I counted the stairs with her as we climbed up and reached the front door of the school. As it sighed shut behind us, we paused. It was almost too much; the smells and the hand drawn signs hanging off the walls and the tiny water fountain and the echoes and the irony-free earnestness of it all. I hadn’t been in an elementary school for probably 25 years.

This was trippy, which I told the secretary in the office, and her eyes slightly narrowed as she said “Pardon me?”

Right. I was in new territory here. Smarten up your mouth, Brooke. You’re a Mom right now. Not a sarcastic Mom blogger.

I handed over all the documents I had studiously gathered; her slippery birth certificate, the rental agreement, our sour-faced passports, her vaccination records – we are real and she is ours and this is where we live. Paper proof that this is where we belong right now.

I clenched my jaw tight to not bark out, “But. I’m actually so not ready so it would be abundantly cool if you want us kicked out and I can keep her home and I can pretend that the last four years haven’t flown by so fast that I can only remember like seven things that happened, three of which involve poop.”

My wise and cool Mom friends all tell me it will be wonderful. She will thrive. She will mature and grow and it’s the next step of her development and life. I nod and agree and smile and make the right noises.

But, I’m not worried about her. Well, if she’s sassy to her teacher, or chases down and kisses all the boys I’m pretty much moving us to a yurt in the Yukon, but I know she will be fine.

It’s me. And I don’t typically get all preciously upset about her. I work full-time so it’s not like I even see her during the day. I won’t miss her. Day-to-day I won’t feel the absence of her chipmunk voice or her dirty hands slyly being wiped on my jeans.

But, I am acutely aware of the new distance between 4 and 5 years old and how the time feels wet-fish slippery and how the steps she will take all by herself will create a new space between us.

I will watch her race towards this new adventure in September and stand with all the Moms trying to be cool and brave, with our arms heavy at our sides, hands twitching at the air.

After we had completed the registration, we slowly walked back down the hallway. She paused in front of the water fountain and I helped her turn the dial until a stream of clear water appeared for her to take a cautious bite out of. She looked up at me with saucer eyes and wiped her mouth, split wide with a smile.

As we pushed out into the sun, she looked back and whispered, “I like that.”

I let her sucker me into picking her up again as we walked back to the car. She rested her head on my shoulder as an unconscious reassurance to my swollen heart. I squeezed her tight as we crossed the street and whispered into her messy hair, “If you’re ready, I can be ready too.”

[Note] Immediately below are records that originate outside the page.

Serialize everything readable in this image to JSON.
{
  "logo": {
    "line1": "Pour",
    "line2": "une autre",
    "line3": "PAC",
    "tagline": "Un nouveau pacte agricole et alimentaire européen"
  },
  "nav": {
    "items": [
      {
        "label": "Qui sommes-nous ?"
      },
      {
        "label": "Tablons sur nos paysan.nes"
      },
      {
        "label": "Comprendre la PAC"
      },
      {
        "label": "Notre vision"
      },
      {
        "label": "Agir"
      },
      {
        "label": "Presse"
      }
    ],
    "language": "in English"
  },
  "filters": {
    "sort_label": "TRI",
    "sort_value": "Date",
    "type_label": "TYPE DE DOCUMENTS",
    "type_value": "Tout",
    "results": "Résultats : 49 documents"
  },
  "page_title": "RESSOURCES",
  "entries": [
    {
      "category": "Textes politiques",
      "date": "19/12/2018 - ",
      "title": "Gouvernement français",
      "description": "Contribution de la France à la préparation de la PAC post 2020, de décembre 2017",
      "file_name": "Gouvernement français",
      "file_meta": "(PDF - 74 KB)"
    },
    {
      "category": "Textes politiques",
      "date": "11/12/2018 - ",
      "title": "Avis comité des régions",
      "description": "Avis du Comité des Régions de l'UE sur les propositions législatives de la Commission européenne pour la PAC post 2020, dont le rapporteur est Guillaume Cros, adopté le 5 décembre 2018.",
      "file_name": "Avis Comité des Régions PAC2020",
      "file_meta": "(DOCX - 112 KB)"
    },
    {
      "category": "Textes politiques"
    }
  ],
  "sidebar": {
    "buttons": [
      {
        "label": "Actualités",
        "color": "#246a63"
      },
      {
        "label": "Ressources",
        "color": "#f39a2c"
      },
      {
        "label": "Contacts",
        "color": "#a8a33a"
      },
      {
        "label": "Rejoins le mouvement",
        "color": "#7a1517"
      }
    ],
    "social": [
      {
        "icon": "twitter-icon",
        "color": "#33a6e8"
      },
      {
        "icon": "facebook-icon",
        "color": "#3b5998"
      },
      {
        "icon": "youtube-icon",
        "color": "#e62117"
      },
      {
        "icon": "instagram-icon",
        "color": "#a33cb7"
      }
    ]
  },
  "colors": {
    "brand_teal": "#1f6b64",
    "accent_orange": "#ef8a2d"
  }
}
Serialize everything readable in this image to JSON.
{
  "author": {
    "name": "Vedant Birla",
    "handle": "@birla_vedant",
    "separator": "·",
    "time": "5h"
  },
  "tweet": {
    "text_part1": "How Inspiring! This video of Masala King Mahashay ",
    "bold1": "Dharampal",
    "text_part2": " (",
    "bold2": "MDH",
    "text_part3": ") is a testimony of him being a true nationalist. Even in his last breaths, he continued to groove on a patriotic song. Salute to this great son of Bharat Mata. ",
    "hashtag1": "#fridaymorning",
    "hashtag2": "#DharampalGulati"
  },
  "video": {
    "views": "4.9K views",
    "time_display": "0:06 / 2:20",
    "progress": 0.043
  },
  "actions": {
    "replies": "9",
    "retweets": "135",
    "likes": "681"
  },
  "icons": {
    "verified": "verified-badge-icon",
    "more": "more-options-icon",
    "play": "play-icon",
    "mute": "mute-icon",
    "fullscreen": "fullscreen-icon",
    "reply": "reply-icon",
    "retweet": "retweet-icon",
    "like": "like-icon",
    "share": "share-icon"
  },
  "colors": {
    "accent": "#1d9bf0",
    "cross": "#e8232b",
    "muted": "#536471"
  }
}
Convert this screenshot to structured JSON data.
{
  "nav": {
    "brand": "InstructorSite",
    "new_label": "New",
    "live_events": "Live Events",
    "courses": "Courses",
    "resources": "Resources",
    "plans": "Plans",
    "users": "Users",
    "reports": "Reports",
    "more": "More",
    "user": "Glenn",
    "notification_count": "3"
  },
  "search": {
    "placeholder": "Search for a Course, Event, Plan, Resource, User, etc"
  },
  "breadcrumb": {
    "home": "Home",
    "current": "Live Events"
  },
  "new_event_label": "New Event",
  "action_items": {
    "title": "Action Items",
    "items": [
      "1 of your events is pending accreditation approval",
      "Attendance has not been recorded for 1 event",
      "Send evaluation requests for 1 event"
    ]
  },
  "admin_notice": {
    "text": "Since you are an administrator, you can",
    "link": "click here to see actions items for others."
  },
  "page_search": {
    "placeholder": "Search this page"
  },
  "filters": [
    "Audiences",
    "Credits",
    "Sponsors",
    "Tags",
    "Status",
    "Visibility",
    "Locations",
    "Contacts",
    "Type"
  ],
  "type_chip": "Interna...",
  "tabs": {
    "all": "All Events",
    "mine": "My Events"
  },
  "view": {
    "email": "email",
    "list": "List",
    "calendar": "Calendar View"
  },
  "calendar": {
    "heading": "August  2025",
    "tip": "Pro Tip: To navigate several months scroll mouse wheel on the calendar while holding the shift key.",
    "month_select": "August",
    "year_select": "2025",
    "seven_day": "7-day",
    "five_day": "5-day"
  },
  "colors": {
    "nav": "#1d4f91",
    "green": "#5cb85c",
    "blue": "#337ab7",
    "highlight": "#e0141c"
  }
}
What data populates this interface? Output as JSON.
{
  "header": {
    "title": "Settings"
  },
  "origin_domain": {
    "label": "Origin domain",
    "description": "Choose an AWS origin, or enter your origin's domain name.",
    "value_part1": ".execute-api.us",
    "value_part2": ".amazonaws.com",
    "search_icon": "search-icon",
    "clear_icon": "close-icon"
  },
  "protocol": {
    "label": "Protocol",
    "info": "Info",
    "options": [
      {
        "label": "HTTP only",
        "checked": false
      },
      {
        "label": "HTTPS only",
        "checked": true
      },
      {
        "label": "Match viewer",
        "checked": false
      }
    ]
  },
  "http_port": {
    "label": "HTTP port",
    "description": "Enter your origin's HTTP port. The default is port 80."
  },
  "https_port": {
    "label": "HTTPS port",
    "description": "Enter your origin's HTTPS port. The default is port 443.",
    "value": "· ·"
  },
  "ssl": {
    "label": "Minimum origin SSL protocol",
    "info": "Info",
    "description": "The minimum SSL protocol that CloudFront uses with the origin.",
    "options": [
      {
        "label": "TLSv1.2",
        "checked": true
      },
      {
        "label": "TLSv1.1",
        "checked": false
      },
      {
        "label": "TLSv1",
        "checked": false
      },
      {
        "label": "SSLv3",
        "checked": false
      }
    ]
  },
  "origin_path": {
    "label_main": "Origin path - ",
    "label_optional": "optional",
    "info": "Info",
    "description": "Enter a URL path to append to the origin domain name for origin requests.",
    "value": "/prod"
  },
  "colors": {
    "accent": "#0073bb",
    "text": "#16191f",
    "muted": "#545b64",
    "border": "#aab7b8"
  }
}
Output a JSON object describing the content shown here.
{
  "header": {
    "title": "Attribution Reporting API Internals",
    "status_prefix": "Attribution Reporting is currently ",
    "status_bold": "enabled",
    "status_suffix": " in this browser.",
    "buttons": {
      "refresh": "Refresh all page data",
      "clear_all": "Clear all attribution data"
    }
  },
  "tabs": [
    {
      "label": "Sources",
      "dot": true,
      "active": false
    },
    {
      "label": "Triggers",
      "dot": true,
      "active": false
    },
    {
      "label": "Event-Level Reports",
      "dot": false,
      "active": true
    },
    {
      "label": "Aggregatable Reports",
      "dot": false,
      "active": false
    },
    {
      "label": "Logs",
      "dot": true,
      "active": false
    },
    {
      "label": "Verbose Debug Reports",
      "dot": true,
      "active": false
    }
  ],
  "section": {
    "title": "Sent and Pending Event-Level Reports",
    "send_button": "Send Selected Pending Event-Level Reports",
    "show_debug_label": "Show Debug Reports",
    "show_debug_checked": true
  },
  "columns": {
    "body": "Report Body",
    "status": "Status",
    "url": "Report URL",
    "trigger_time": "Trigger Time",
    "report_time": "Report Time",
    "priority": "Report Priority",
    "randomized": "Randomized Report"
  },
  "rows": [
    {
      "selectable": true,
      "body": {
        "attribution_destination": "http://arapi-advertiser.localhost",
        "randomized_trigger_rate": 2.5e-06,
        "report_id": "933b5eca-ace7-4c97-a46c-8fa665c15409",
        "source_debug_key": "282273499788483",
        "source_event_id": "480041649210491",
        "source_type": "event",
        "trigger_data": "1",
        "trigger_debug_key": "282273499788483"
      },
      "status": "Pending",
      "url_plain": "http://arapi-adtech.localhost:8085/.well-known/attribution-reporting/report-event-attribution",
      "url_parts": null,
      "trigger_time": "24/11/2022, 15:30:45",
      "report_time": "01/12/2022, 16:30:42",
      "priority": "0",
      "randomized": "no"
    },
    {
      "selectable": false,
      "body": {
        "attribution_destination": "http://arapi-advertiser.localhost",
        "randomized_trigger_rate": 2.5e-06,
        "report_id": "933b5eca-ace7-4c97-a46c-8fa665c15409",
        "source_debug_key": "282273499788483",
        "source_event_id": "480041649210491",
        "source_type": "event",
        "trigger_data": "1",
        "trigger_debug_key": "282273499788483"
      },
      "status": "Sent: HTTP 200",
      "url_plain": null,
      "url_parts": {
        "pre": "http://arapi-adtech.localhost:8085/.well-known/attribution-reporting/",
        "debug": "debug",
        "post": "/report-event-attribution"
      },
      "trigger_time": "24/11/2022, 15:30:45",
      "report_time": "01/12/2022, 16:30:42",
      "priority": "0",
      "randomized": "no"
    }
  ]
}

This post originally appeared on BluntMoms.com.

brooke takhar headshotBIO: Brooke Takhar blogs as missteenussr.com and runs so she can eat artisanal ice cream directly from the recyclable glass jar.

Online you can read more of her stories at The Mid, Blunt Moms, Scary Mommy, In the Powder Room, Project Underblog and Coffee + Crumbs.

In print she has short stories featured in That’s Paris: An Anthology of Life, Love and Sarcasm in the City of Light, Only Trollops Shave Above the Knee: The Crazy, Brilliant, and Unforgettable Lessons We’ve Learned from Our Mothers and Martinis & Motherhood: Tales of Wonder, Woe & WTF?!

Currently she’s drinking black coffee, sleeping or farting around on Facebook or Twitter.

Sarah Cottrell

About Sarah Cottrell

Maine-based writer Sarah Cottrell is the voice behind Housewife Plus at the Bangor Daily News and is a regular contributor to Disney’s Babble and Momtastic. She is a co-author in six books including I Still Just Want To Pee Alone from the New York Times Bestselling series. Sarah’s work has also been highlighted and featured by SELF Magazine, National Public Radio, Washington Post, and VICE Tonic.